By Dr Louise Brangan, University of Stirling Why do societies punish as they do? And why do these systems of punishment change, sometimes dramatically? This study will explore these theoretical and historical questions by pursuing an original perspective, examining the mass decarceration of women and girls in the Republic of Ireland between 1970-1998. In 1950s … Continue reading Mass Decarceration: A critical social history
By Dr Jamie Buchan and Dr Scott Grant Situating Scotland’s approach to community justice alongside our European neighbours is something that deserves more press in political and academic circles. In 2018 we accepted the offer to update a comprehensive chapter on Scottish ‘probation’ for the Confederation of European Probation (CEP) – previously completed in 2008. … Continue reading Community Justice: An Opportunity to ‘Re-integrate’?
Effects on those who deliver services to justice involved populations By Prof Michele Burman, Prof Robin A. Robinson and Dr Annie Crowley Although largely out of government and media frames of ‘essential workers’, and within a wider context of rapidly diminishing resources and precarious funding, many community-based voluntary organisations working with criminal justice-involved groups are … Continue reading Working Under Lockdown
By Prof Fergus McNeill, University of Glasgow With prisons described by epidemiologists as incubators of disease, it is obvious and entirely right that much of the focus of criminologists and other criminal justice activists in recent weeks has been on the urgent need to decarcerate. The challenges and opportunities for social work services have also … Continue reading Penal supervision in a pandemic
By Dr Liz Aston, Edinburgh Napier University Dramatic changes to people’s lives globally, resulting from COVID-19, are having an impact on crime and the criminal justice system (CJS). As the police are the gatekeepers to the CJS it is important to consider the implications for policing. These sweeping societal changes shed light on a number … Continue reading Covid-19 Implications for Policing
By Fergus McNeill A paper that I’ve been tinkering around with for over a year has finally been published in Punishment and Society. Mass supervision, misrecognition in the ‘Malopticon’ has been a labour of love as it draws on two encounters with a Scottish man referred to as ‘Teejay’ and discusses what I learned from him … Continue reading BLANKFACE’ AND THE ‘MALOPTICON’
Distant Voices presents a hands-on evening of question, thought and action, exploring women’s experiences of community (and) justice through songs and creative dialogue. Adding new stimulus to an important national conversation, Things Left Unsaid will make space for attendees to engage with others to imagine a more just Scotland. New songs, created through songwriting workshops … Continue reading Event: Things Left Unsaid – Women’s Experience of Community Justice
SCCJR PhD student Griff Williams was the lead organiser of the mini-conference Community Payback and Community Justice, which took place at the University of Edinburgh last month.

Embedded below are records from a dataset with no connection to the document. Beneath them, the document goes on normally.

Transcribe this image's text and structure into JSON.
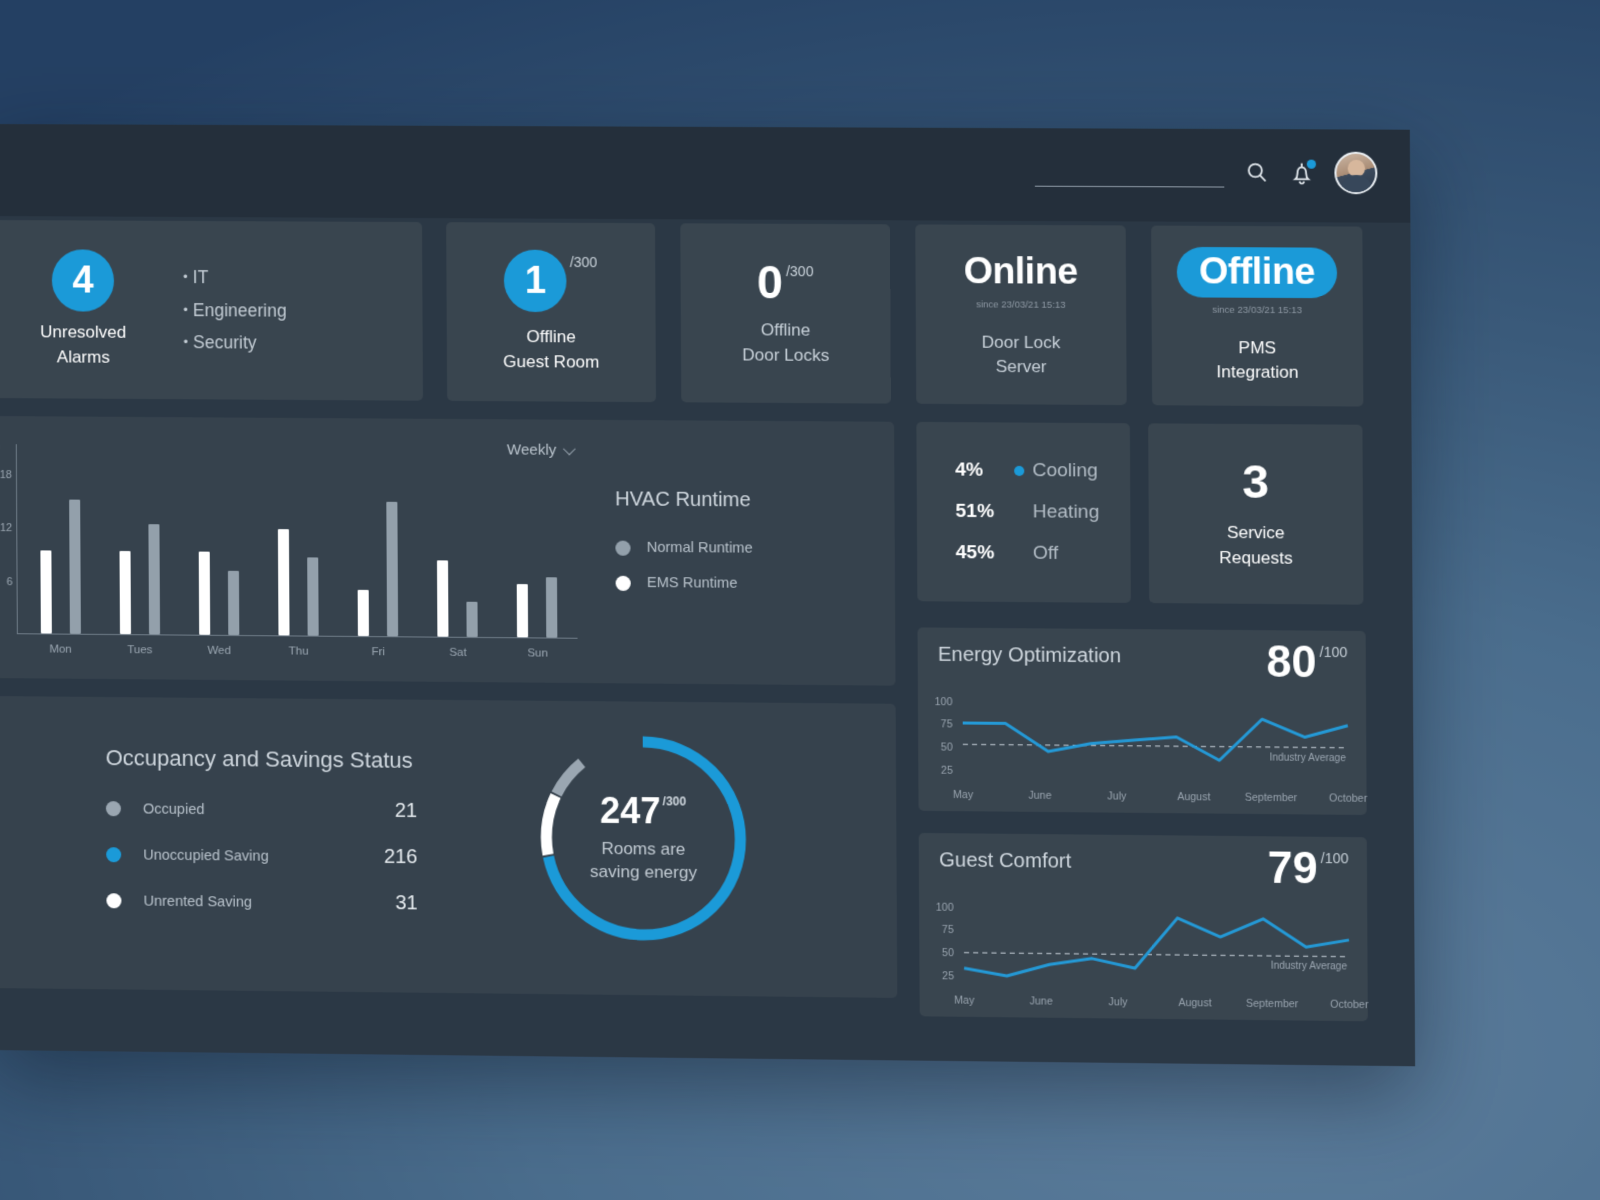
{
  "header": {
    "search_placeholder": "",
    "search_value": "",
    "search_icon": "search-icon",
    "bell_icon": "notification-bell-icon",
    "avatar_label": "User avatar"
  },
  "kpi": {
    "alarms": {
      "count": "4",
      "caption": "Unresolved\nAlarms",
      "caption_line1": "Unresolved",
      "caption_line2": "Alarms",
      "categories": [
        "IT",
        "Engineering",
        "Security"
      ]
    },
    "guest_room": {
      "value": "1",
      "total": "/300",
      "label_line1": "Offline",
      "label_line2": "Guest Room"
    },
    "door_locks": {
      "value": "0",
      "total": "/300",
      "label_line1": "Offline",
      "label_line2": "Door Locks"
    },
    "door_lock_server": {
      "status": "Online",
      "since": "since 23/03/21 15:13",
      "label_line1": "Door Lock",
      "label_line2": "Server"
    },
    "pms_integration": {
      "status": "Offline",
      "since": "since 23/03/21 15:13",
      "label_line1": "PMS",
      "label_line2": "Integration"
    }
  },
  "hvac": {
    "title": "HVAC Runtime",
    "range_selector": "Weekly",
    "legend": [
      {
        "label": "Normal Runtime",
        "color": "#93a0ab"
      },
      {
        "label": "EMS Runtime",
        "color": "#ffffff"
      }
    ],
    "modes": [
      {
        "pct": "4%",
        "name": "Cooling",
        "dot": true
      },
      {
        "pct": "51%",
        "name": "Heating",
        "dot": false
      },
      {
        "pct": "45%",
        "name": "Off",
        "dot": false
      }
    ]
  },
  "service_requests": {
    "value": "3",
    "label_line1": "Service",
    "label_line2": "Requests"
  },
  "occupancy": {
    "title": "Occupancy and Savings Status",
    "rows": [
      {
        "name": "Occupied",
        "value": "21",
        "color": "#9aa6b1"
      },
      {
        "name": "Unoccupied Saving",
        "value": "216",
        "color": "#1b9ad8"
      },
      {
        "name": "Unrented Saving",
        "value": "31",
        "color": "#ffffff"
      }
    ],
    "donut_value": "247",
    "donut_total": "/300",
    "donut_caption_line1": "Rooms are",
    "donut_caption_line2": "saving energy"
  },
  "scores": {
    "energy": {
      "title": "Energy Optimization",
      "value": "80",
      "total": "/100"
    },
    "comfort": {
      "title": "Guest Comfort",
      "value": "79",
      "total": "/100"
    }
  },
  "chart_data": [
    {
      "type": "bar",
      "title": "HVAC Runtime",
      "xlabel": "",
      "ylabel": "h",
      "ylim": [
        0,
        22
      ],
      "yticks": [
        6,
        12,
        18
      ],
      "grid": false,
      "legend_position": "right",
      "categories": [
        "Mon",
        "Tues",
        "Wed",
        "Thu",
        "Fri",
        "Sat",
        "Sun"
      ],
      "series": [
        {
          "name": "EMS Runtime",
          "color": "#ffffff",
          "values": [
            9.3,
            9.3,
            9.3,
            11.9,
            5.2,
            8.5,
            5.9
          ]
        },
        {
          "name": "Normal Runtime",
          "color": "#93a0ab",
          "values": [
            15.0,
            12.3,
            7.2,
            8.8,
            15.0,
            3.9,
            6.7
          ]
        }
      ]
    },
    {
      "type": "pie",
      "title": "HVAC Mode Distribution",
      "labels": [
        "Cooling",
        "Heating",
        "Off"
      ],
      "values": [
        4,
        51,
        45
      ],
      "unit": "%"
    },
    {
      "type": "pie",
      "title": "Occupancy and Savings Status",
      "subtitle": "247 /300 Rooms are saving energy",
      "labels": [
        "Unoccupied Saving",
        "Unrented Saving",
        "Occupied"
      ],
      "values": [
        216,
        31,
        21
      ],
      "colors": [
        "#1b9ad8",
        "#ffffff",
        "#9aa6b1"
      ],
      "total": 300
    },
    {
      "type": "line",
      "title": "Energy Optimization",
      "score": 80,
      "score_max": 100,
      "ylim": [
        25,
        100
      ],
      "yticks": [
        25,
        50,
        75,
        100
      ],
      "x": [
        "May",
        "June",
        "July",
        "August",
        "September",
        "October"
      ],
      "series": [
        {
          "name": "Energy Optimization",
          "color": "#2499d6",
          "values": [
            78,
            78,
            48,
            57,
            61,
            65,
            40,
            85,
            66,
            79
          ]
        }
      ],
      "annotations": [
        {
          "label": "Industry Average",
          "y": 55,
          "style": "dashed"
        }
      ]
    },
    {
      "type": "line",
      "title": "Guest Comfort",
      "score": 79,
      "score_max": 100,
      "ylim": [
        25,
        100
      ],
      "yticks": [
        25,
        50,
        75,
        100
      ],
      "x": [
        "May",
        "June",
        "July",
        "August",
        "September",
        "October"
      ],
      "series": [
        {
          "name": "Guest Comfort",
          "color": "#2499d6",
          "values": [
            35,
            27,
            40,
            47,
            37,
            92,
            72,
            92,
            62,
            70
          ]
        }
      ],
      "annotations": [
        {
          "label": "Industry Average",
          "y": 52,
          "style": "dashed"
        }
      ]
    }
  ]
}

Community Payback Orders (CPOs) were introduced in Scotland through legislation in 2010. They allow for the combining of a range of activities and services in a single sanction order. … Continue reading The use of Community Payback Orders is rising: what does this mean for community justice?